[Start of section]

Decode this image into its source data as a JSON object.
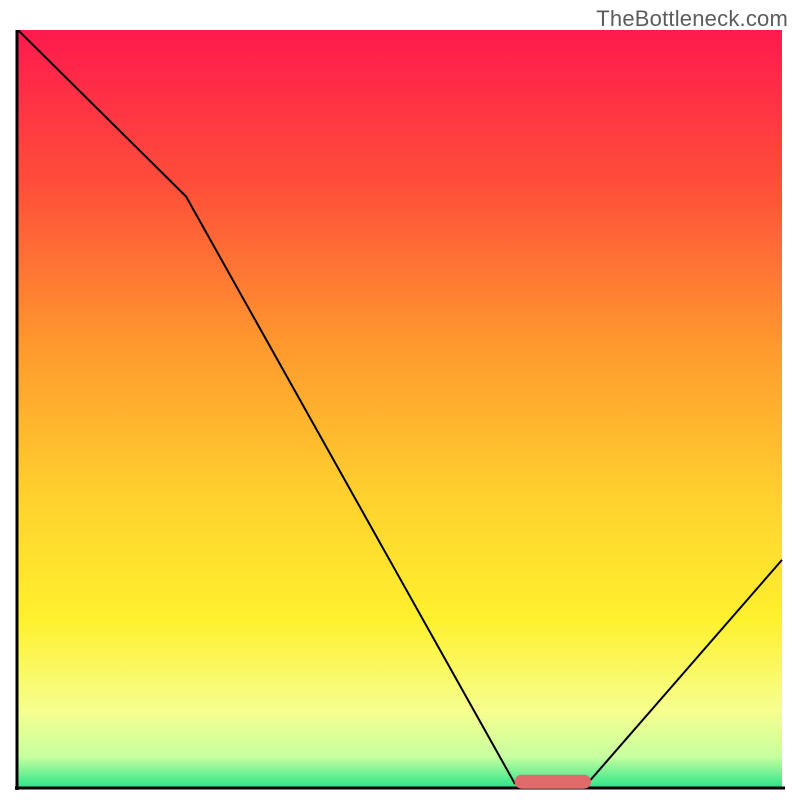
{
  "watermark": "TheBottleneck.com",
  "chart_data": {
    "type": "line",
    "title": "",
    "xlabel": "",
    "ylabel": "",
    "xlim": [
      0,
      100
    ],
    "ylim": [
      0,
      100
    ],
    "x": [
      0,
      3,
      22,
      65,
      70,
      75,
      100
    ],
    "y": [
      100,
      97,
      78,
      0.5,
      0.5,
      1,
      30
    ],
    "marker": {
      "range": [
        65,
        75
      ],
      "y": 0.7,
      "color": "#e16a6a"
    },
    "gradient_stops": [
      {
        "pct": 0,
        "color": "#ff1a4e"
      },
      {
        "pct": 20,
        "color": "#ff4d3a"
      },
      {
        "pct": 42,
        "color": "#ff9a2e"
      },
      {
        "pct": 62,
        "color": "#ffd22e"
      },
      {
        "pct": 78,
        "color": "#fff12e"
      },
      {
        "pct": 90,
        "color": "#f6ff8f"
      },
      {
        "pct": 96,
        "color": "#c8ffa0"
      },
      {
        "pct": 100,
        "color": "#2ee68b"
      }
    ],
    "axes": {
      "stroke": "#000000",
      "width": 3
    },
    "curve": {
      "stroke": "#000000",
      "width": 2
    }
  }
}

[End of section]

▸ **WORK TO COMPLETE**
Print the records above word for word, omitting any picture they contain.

▸ **EXPECTED OUTPUT**
Decode this image into its source data as a JSON object.
{
  "watermark": "TheBottleneck.com",
  "chart_data": {
    "type": "line",
    "title": "",
    "xlabel": "",
    "ylabel": "",
    "xlim": [
      0,
      100
    ],
    "ylim": [
      0,
      100
    ],
    "x": [
      0,
      3,
      22,
      65,
      70,
      75,
      100
    ],
    "y": [
      100,
      97,
      78,
      0.5,
      0.5,
      1,
      30
    ],
    "marker": {
      "range": [
        65,
        75
      ],
      "y": 0.7,
      "color": "#e16a6a"
    },
    "gradient_stops": [
      {
        "pct": 0,
        "color": "#ff1a4e"
      },
      {
        "pct": 20,
        "color": "#ff4d3a"
      },
      {
        "pct": 42,
        "color": "#ff9a2e"
      },
      {
        "pct": 62,
        "color": "#ffd22e"
      },
      {
        "pct": 78,
        "color": "#fff12e"
      },
      {
        "pct": 90,
        "color": "#f6ff8f"
      },
      {
        "pct": 96,
        "color": "#c8ffa0"
      },
      {
        "pct": 100,
        "color": "#2ee68b"
      }
    ],
    "axes": {
      "stroke": "#000000",
      "width": 3
    },
    "curve": {
      "stroke": "#000000",
      "width": 2
    }
  }
}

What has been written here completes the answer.